Using the data below, return all lines in which "vals" appears.

───── Data for this task ─────

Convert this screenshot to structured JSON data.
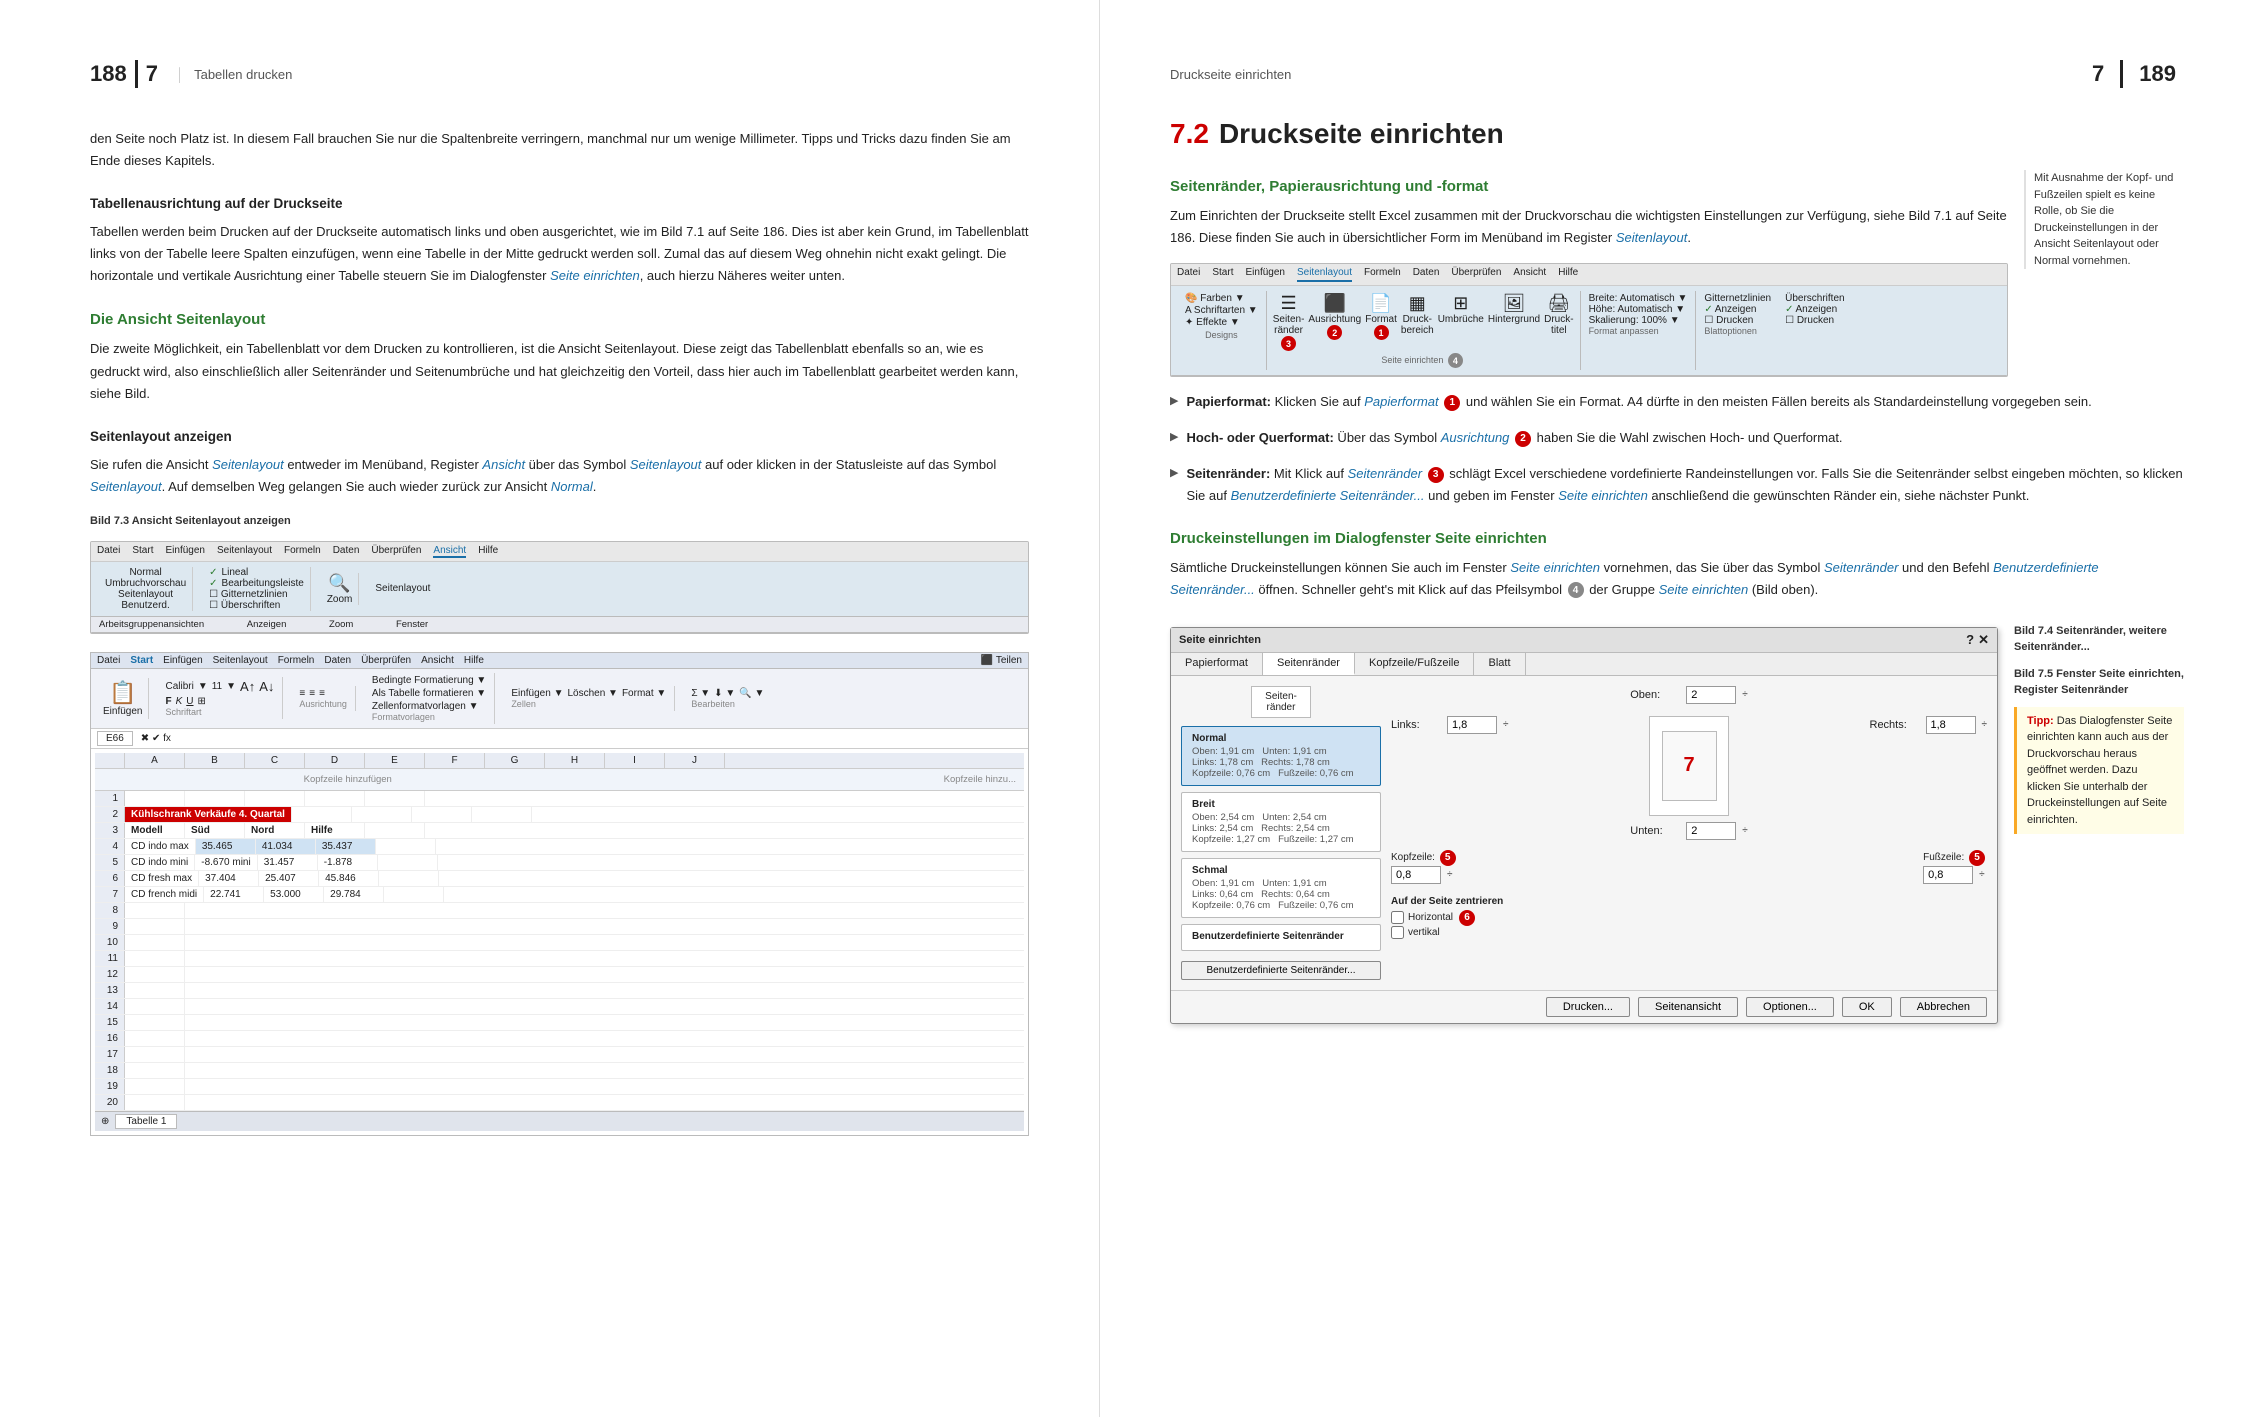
{
  "left": {
    "page_num": "188",
    "chapter_num": "7",
    "chapter_title": "Tabellen drucken",
    "intro_text": "den Seite noch Platz ist. In diesem Fall brauchen Sie nur die Spaltenbreite verringern, manchmal nur um wenige Millimeter. Tipps und Tricks dazu finden Sie am Ende dieses Kapitels.",
    "section1_heading": "Tabellenausrichtung auf der Druckseite",
    "section1_text": "Tabellen werden beim Drucken auf der Druckseite automatisch links und oben ausgerichtet, wie im Bild 7.1 auf Seite 186. Dies ist aber kein Grund, im Tabellenblatt links von der Tabelle leere Spalten einzufügen, wenn eine Tabelle in der Mitte gedruckt werden soll. Zumal das auf diesem Weg ohnehin nicht exakt gelingt. Die horizontale und vertikale Ausrichtung einer Tabelle steuern Sie im Dialogfenster Seite einrichten, auch hierzu Näheres weiter unten.",
    "section1_link": "Seite einrichten",
    "section2_heading": "Die Ansicht Seitenlayout",
    "section2_text": "Die zweite Möglichkeit, ein Tabellenblatt vor dem Drucken zu kontrollieren, ist die Ansicht Seitenlayout. Diese zeigt das Tabellenblatt ebenfalls so an, wie es gedruckt wird, also einschließlich aller Seitenränder und Seitenumbrüche und hat gleichzeitig den Vorteil, dass hier auch im Tabellenblatt gearbeitet werden kann, siehe Bild.",
    "section3_heading": "Seitenlayout anzeigen",
    "section3_text": "Sie rufen die Ansicht Seitenlayout entweder im Menüband, Register Ansicht über das Symbol Seitenlayout auf oder klicken in der Statusleiste auf das Symbol Seitenlayout. Auf demselben Weg gelangen Sie auch wieder zurück zur Ansicht Normal.",
    "section3_links": [
      "Seitenlayout",
      "Ansicht",
      "Seitenlayout",
      "Seitenlayout",
      "Normal"
    ],
    "caption1": "Bild 7.3 Ansicht Seitenlayout anzeigen",
    "ribbon_tabs1": [
      "Datei",
      "Start",
      "Einfügen",
      "Seitenlayout",
      "Formeln",
      "Daten",
      "Überprüfen",
      "Ansicht",
      "Hilfe"
    ],
    "ribbon_active1": "Ansicht",
    "ribbon_items1": [
      "Normal",
      "Umbruchvorschau",
      "Seitenlayout",
      "Benutzerd.",
      "Lineal",
      "Gitternetzlinien",
      "Überschriften",
      "Anzeigen",
      "Zoom"
    ],
    "ribbon_tabs2": [
      "Datei",
      "Start",
      "Einfügen",
      "Seitenlayout",
      "Formeln",
      "Daten",
      "Überprüfen",
      "Ansicht",
      "Hilfe",
      "Teilen"
    ],
    "ribbon_items2_left": [
      "Einfügen",
      "Calibri",
      "11",
      "F",
      "K",
      "U"
    ],
    "table_title": "Kühlschrank Verkäufe 4. Quartal",
    "table_headers": [
      "Modell",
      "Süd",
      "Nord",
      "Hilfe"
    ],
    "table_rows": [
      [
        "CD indo max",
        "35.465",
        "41.034",
        "35.437"
      ],
      [
        "CD indo mini",
        "-8.670 mini",
        "31.457",
        "-1.878"
      ],
      [
        "CD fresh max",
        "37.404",
        "25.407",
        "45.846"
      ],
      [
        "CD french midi",
        "22.741",
        "53.000",
        "29.784"
      ]
    ]
  },
  "right": {
    "page_num": "189",
    "chapter_num": "7",
    "chapter_title": "Druckseite einrichten",
    "section_num": "7.2",
    "section_title": "Druckseite einrichten",
    "sub1_heading": "Seitenränder, Papierausrichtung und -format",
    "sub1_text": "Zum Einrichten der Druckseite stellt Excel zusammen mit der Druckvorschau die wichtigsten Einstellungen zur Verfügung, siehe Bild 7.1 auf Seite 186. Diese finden Sie auch in übersichtlicher Form im Menüband im Register Seitenlayout.",
    "sub1_link": "Seitenlayout",
    "ribbon_tabs": [
      "Datei",
      "Start",
      "Einfügen",
      "Seitenlayout",
      "Formeln",
      "Daten",
      "Überprüfen",
      "Ansicht",
      "Hilfe"
    ],
    "ribbon_active": "Seitenlayout",
    "ribbon_groups": [
      {
        "label": "Designs",
        "items": [
          "Farben",
          "Schriftarten",
          "Effekte"
        ]
      },
      {
        "label": "",
        "items": [
          "Seiten-ränder",
          "Ausrichtung",
          "Format",
          "Druck-bereich",
          "Umbrüche",
          "Hintergrund",
          "Druck-titel"
        ]
      },
      {
        "label": "Seite einrichten",
        "items": []
      },
      {
        "label": "",
        "items": [
          "Breite: Automatisch",
          "Höhe: Automatisch",
          "Skalierung: 100%"
        ]
      },
      {
        "label": "Format anpassen",
        "items": []
      },
      {
        "label": "",
        "items": [
          "Gitternetzlinien",
          "Überschriften",
          "Anzeigen",
          "Anzeigen",
          "Drucken",
          "Drucken"
        ]
      },
      {
        "label": "Blattoptionen",
        "items": []
      }
    ],
    "bullet1_label": "Papierformat:",
    "bullet1_text": "Klicken Sie auf Papierformat und wählen Sie ein Format. A4 dürfte in den meisten Fällen bereits als Standardeinstellung vorgegeben sein.",
    "bullet1_link": "Papierformat",
    "bullet1_circle": "1",
    "bullet2_label": "Hoch- oder Querformat:",
    "bullet2_text": "Über das Symbol Ausrichtung haben Sie die Wahl zwischen Hoch- und Querformat.",
    "bullet2_link": "Ausrichtung",
    "bullet2_circle": "2",
    "bullet3_label": "Seitenränder:",
    "bullet3_text": "Mit Klick auf Seitenränder schlägt Excel verschiedene vordefinierte Randeinstellungen vor. Falls Sie die Seitenränder selbst eingeben möchten, so klicken Sie auf Benutzerdefinierte Seitenränder... und geben im Fenster Seite einrichten anschließend die gewünschten Ränder ein, siehe nächster Punkt.",
    "bullet3_links": [
      "Seitenränder",
      "Benutzerdefinierte Seitenränder...",
      "Seite einrichten"
    ],
    "bullet3_circle": "3",
    "sub2_heading": "Druckeinstellungen im Dialogfenster Seite einrichten",
    "sub2_text": "Sämtliche Druckeinstellungen können Sie auch im Fenster Seite einrichten vornehmen, das Sie über das Symbol Seitenränder und den Befehl Benutzerdefinierte Seitenränder... öffnen. Schneller geht's mit Klick auf das Pfeilsymbol der Gruppe Seite einrichten (Bild oben).",
    "sub2_links": [
      "Seite einrichten",
      "Seitenränder",
      "Benutzerdefinierte Seitenränder...",
      "Seite einrichten"
    ],
    "sub2_circle4": "4",
    "dialog_title": "Seite einrichten",
    "dialog_tabs": [
      "Papierformat",
      "Seitenränder",
      "Kopfzeile/Fußzeile",
      "Blatt"
    ],
    "dialog_active_tab": "Seitenränder",
    "margin_options": [
      {
        "label": "Normal",
        "vals": "Oben: 1,91 cm  Unten: 1,91 cm\nLinks: 1,78 cm  Rechts: 1,78 cm\nKopfzeile: 0,76 cm  Fußzeile: 0,76 cm"
      },
      {
        "label": "Breit",
        "vals": "Oben: 2,54 cm  Unten: 2,54 cm\nLinks: 2,54 cm  Rechts: 2,54 cm\nKopfzeile: 1,27 cm  Fußzeile: 1,27 cm"
      },
      {
        "label": "Schmal",
        "vals": "Oben: 1,91 cm  Unten: 1,91 cm\nLinks: 0,64 cm  Rechts: 0,64 cm\nKopfzeile: 0,76 cm  Fußzeile: 0,76 cm"
      }
    ],
    "margin_custom_label": "Benutzerdefinierte Seitenränder",
    "margin_custom_btn": "Benutzerdefinierte Seitenränder...",
    "dialog_right_oben_label": "Oben:",
    "dialog_right_oben_val": "2",
    "dialog_right_kopfzeile_label": "Kopfzeile:",
    "dialog_right_kopfzeile_val": "0,8",
    "dialog_right_links_label": "Links:",
    "dialog_right_links_val": "1,8",
    "dialog_right_rechts_label": "Rechts:",
    "dialog_right_rechts_val": "1,8",
    "dialog_right_unten_label": "Unten:",
    "dialog_right_unten_val": "2",
    "dialog_right_fusszeile_label": "Fußzeile:",
    "dialog_right_fusszeile_val": "0,8",
    "dialog_center_label": "Auf der Seite zentrieren",
    "dialog_center_horiz": "Horizontal",
    "dialog_center_vert": "vertikal",
    "dialog_circles": [
      "5",
      "5",
      "6",
      "7"
    ],
    "dialog_btns": [
      "Drucken...",
      "Seitenansicht",
      "Optionen..."
    ],
    "dialog_ok": "OK",
    "dialog_cancel": "Abbrechen",
    "side_note1": "Mit Ausnahme der Kopf- und Fußzeilen spielt es keine Rolle, ob Sie die Druckeinstellungen in der Ansicht Seitenlayout oder Normal vornehmen.",
    "caption2_bold": "Bild 7.4 Seitenränder, weitere Seitenränder...",
    "caption3_bold": "Bild 7.5 Fenster Seite einrichten, Register Seitenränder",
    "tip_label": "Tipp:",
    "tip_text": "Das Dialogfenster Seite einrichten kann auch aus der Druckvorschau heraus geöffnet werden. Dazu klicken Sie unterhalb der Druckeinstellungen auf Seite einrichten."
  }
}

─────

#### Answer to this task
        "vals": "Oben: 1,91 cm  Unten: 1,91 cm\nLinks: 1,78 cm  Rechts: 1,78 cm\nKopfzeile: 0,76 cm  Fußzeile: 0,76 cm"
        "vals": "Oben: 2,54 cm  Unten: 2,54 cm\nLinks: 2,54 cm  Rechts: 2,54 cm\nKopfzeile: 1,27 cm  Fußzeile: 1,27 cm"
        "vals": "Oben: 1,91 cm  Unten: 1,91 cm\nLinks: 0,64 cm  Rechts: 0,64 cm\nKopfzeile: 0,76 cm  Fußzeile: 0,76 cm"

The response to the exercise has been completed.